Multidisciplinary Collaboration for the Optimization of Antibiotic Prescription: Analysis of Clinical Cases of Pneumonia between Emergency, Internal Medicine, and Pharmacy Services

Lorea Arteche-Eguizabal, Iñigo Corcuera-Martínez de Tobillas, Federico Melgosa-Latorre, Saioa Domingo-Echaburu, Ainhoa Urrutia-Losada, Amaia Eguiluz-Pinedo, Natalia Vanina Rodriguez-Piacenza, Oliver Ibarrondo-Olaguenaga
2022 Antibiotics  
Pneumonia is a lung parenchyma acute infection usually treated with antibiotics. Increasing bacterial resistances force the review and control of antibiotic use criteria in different health departments. Objective: Evaluate the adequacy of antibiotic treatment in community-acquired pneumonia in patients initially attended at the emergency department and then admitted to the internal medicine service of the Alto Deba Hospital—Osakidetza Basque Country Health Service (Spain). Methods:

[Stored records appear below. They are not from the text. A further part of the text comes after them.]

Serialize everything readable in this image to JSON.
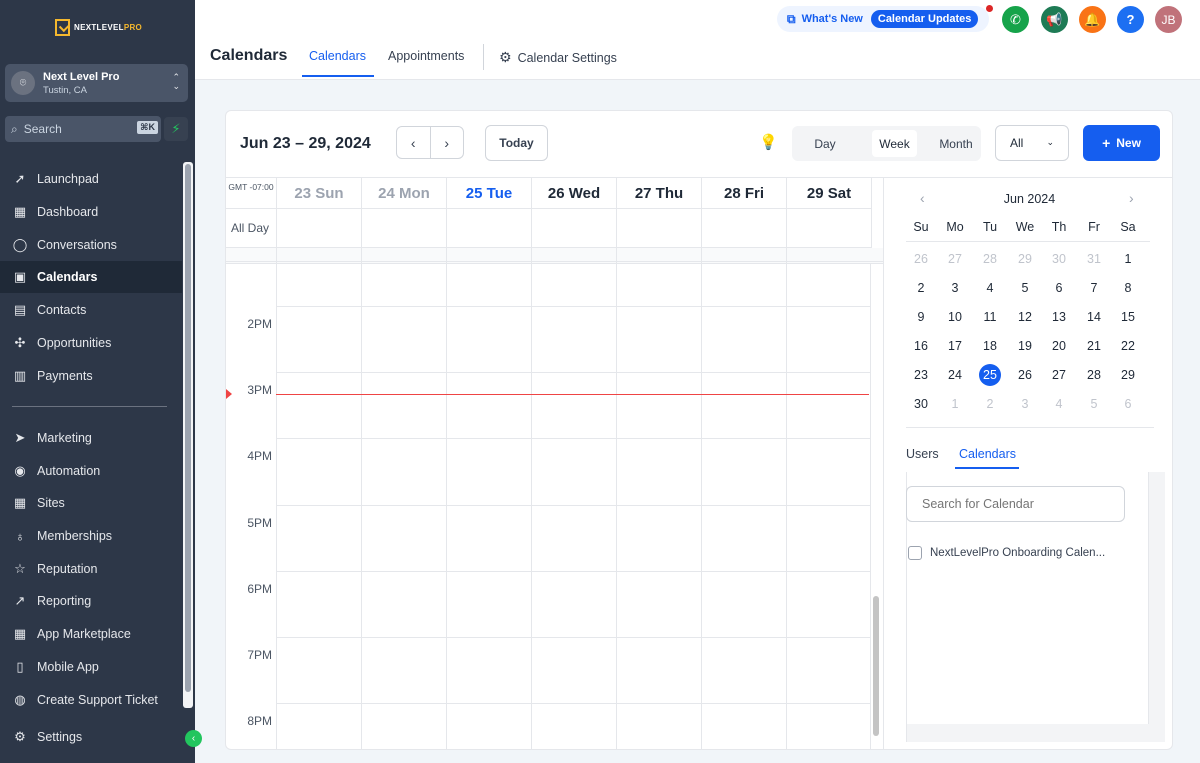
{
  "sidebar": {
    "logo_main": "NEXTLEVEL",
    "logo_accent": "PRO",
    "account_name": "Next Level Pro",
    "account_location": "Tustin, CA",
    "search_placeholder": "Search",
    "search_shortcut": "⌘K",
    "items": [
      {
        "label": "Launchpad",
        "icon": "rocket-icon"
      },
      {
        "label": "Dashboard",
        "icon": "grid-icon"
      },
      {
        "label": "Conversations",
        "icon": "chat-icon"
      },
      {
        "label": "Calendars",
        "icon": "calendar-icon",
        "active": true
      },
      {
        "label": "Contacts",
        "icon": "contacts-icon"
      },
      {
        "label": "Opportunities",
        "icon": "opportunities-icon"
      },
      {
        "label": "Payments",
        "icon": "payments-icon"
      },
      {
        "label": "Marketing",
        "icon": "send-icon"
      },
      {
        "label": "Automation",
        "icon": "automation-icon"
      },
      {
        "label": "Sites",
        "icon": "sites-icon"
      },
      {
        "label": "Memberships",
        "icon": "medal-icon"
      },
      {
        "label": "Reputation",
        "icon": "star-icon"
      },
      {
        "label": "Reporting",
        "icon": "chart-icon"
      },
      {
        "label": "App Marketplace",
        "icon": "apps-icon"
      },
      {
        "label": "Mobile App",
        "icon": "phone-icon"
      },
      {
        "label": "Create Support Ticket",
        "icon": "support-icon"
      },
      {
        "label": "Settings",
        "icon": "gear-icon"
      }
    ]
  },
  "header": {
    "page_title": "Calendars",
    "tabs": [
      "Calendars",
      "Appointments",
      "Calendar Settings"
    ],
    "whats_new": "What's New",
    "calendar_updates": "Calendar Updates",
    "avatar_initials": "JB",
    "help": "?"
  },
  "toolbar": {
    "date_range": "Jun 23 – 29, 2024",
    "today_label": "Today",
    "views": [
      "Day",
      "Week",
      "Month"
    ],
    "active_view": "Week",
    "filter_value": "All",
    "new_label": "New"
  },
  "week": {
    "timezone": "GMT -07:00",
    "all_day_label": "All Day",
    "days": [
      {
        "label": "23 Sun",
        "state": "past"
      },
      {
        "label": "24 Mon",
        "state": "past"
      },
      {
        "label": "25 Tue",
        "state": "today"
      },
      {
        "label": "26 Wed",
        "state": "future"
      },
      {
        "label": "27 Thu",
        "state": "future"
      },
      {
        "label": "28 Fri",
        "state": "future"
      },
      {
        "label": "29 Sat",
        "state": "future"
      }
    ],
    "hours": [
      "2PM",
      "3PM",
      "4PM",
      "5PM",
      "6PM",
      "7PM",
      "8PM"
    ]
  },
  "mini_calendar": {
    "title": "Jun 2024",
    "weekdays": [
      "Su",
      "Mo",
      "Tu",
      "We",
      "Th",
      "Fr",
      "Sa"
    ],
    "weeks": [
      [
        [
          "26",
          1
        ],
        [
          "27",
          1
        ],
        [
          "28",
          1
        ],
        [
          "29",
          1
        ],
        [
          "30",
          1
        ],
        [
          "31",
          1
        ],
        [
          "1",
          0
        ]
      ],
      [
        [
          "2",
          0
        ],
        [
          "3",
          0
        ],
        [
          "4",
          0
        ],
        [
          "5",
          0
        ],
        [
          "6",
          0
        ],
        [
          "7",
          0
        ],
        [
          "8",
          0
        ]
      ],
      [
        [
          "9",
          0
        ],
        [
          "10",
          0
        ],
        [
          "11",
          0
        ],
        [
          "12",
          0
        ],
        [
          "13",
          0
        ],
        [
          "14",
          0
        ],
        [
          "15",
          0
        ]
      ],
      [
        [
          "16",
          0
        ],
        [
          "17",
          0
        ],
        [
          "18",
          0
        ],
        [
          "19",
          0
        ],
        [
          "20",
          0
        ],
        [
          "21",
          0
        ],
        [
          "22",
          0
        ]
      ],
      [
        [
          "23",
          0
        ],
        [
          "24",
          0
        ],
        [
          "25",
          2
        ],
        [
          "26",
          0
        ],
        [
          "27",
          0
        ],
        [
          "28",
          0
        ],
        [
          "29",
          0
        ]
      ],
      [
        [
          "30",
          0
        ],
        [
          "1",
          1
        ],
        [
          "2",
          1
        ],
        [
          "3",
          1
        ],
        [
          "4",
          1
        ],
        [
          "5",
          1
        ],
        [
          "6",
          1
        ]
      ]
    ]
  },
  "panel": {
    "tabs": [
      "Users",
      "Calendars"
    ],
    "active_tab": "Calendars",
    "search_placeholder": "Search for Calendar",
    "calendars": [
      "NextLevelPro Onboarding Calen..."
    ]
  },
  "colors": {
    "sidebar_bg": "#2d3748",
    "accent": "#155eef",
    "now_line": "#ef4444",
    "phone_btn": "#16a34a",
    "megaphone_btn": "#1e7b55",
    "bell_btn": "#f97316",
    "help_btn": "#1d6ff2",
    "avatar_bg": "#c0727a"
  }
}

more » ... , retrospective study, based on the review of medical records of patients with community-acquired pneumonia attended at the hospital between January and May 2021. The review was made considering the following items: antimicrobial treatment indication, choice of antibiotic, time of administration of the first dose, adequacy of the de-escalation-sequential therapy, duration of treatment, monitoring of efficacy and adverse effects, and registry in the medical records. The review was made by the research team (professionals from the emergency department, internal medicine, and pharmacy services). Results: Fifty-five medical records were reviewed. The adequacy of the treatments showed that antibiotic indication, time of administration of the first dose, and monitoring of efficacy and adverse effects were the items with the greatest agreement between the three departments. This was not the case with the choice of antibiotic, de-escalation/sequential therapy, duration of treatment, and registration in the medical record, which have been widely discussed. The choice of antibiotic was optimal in 63.64% and might have been better in 25.45%. De-escalation/oral sequencing might have been better in 50.91%. The treatment duration was optimal in 45.45% of the patients and excessive in 45.45%. Discussion: The team agreed to disseminate these data among the hospital professionals and to propose audits and feedback through an antibiotic stewardship program. Besides this, implementing the local guideline and defining stability criteria to apply sequential therapy/de-escalation was considered essential.
doi:10.3390/antibiotics11101336 fatcat:opcqbc3idfbs7fzmjiz7lb73oq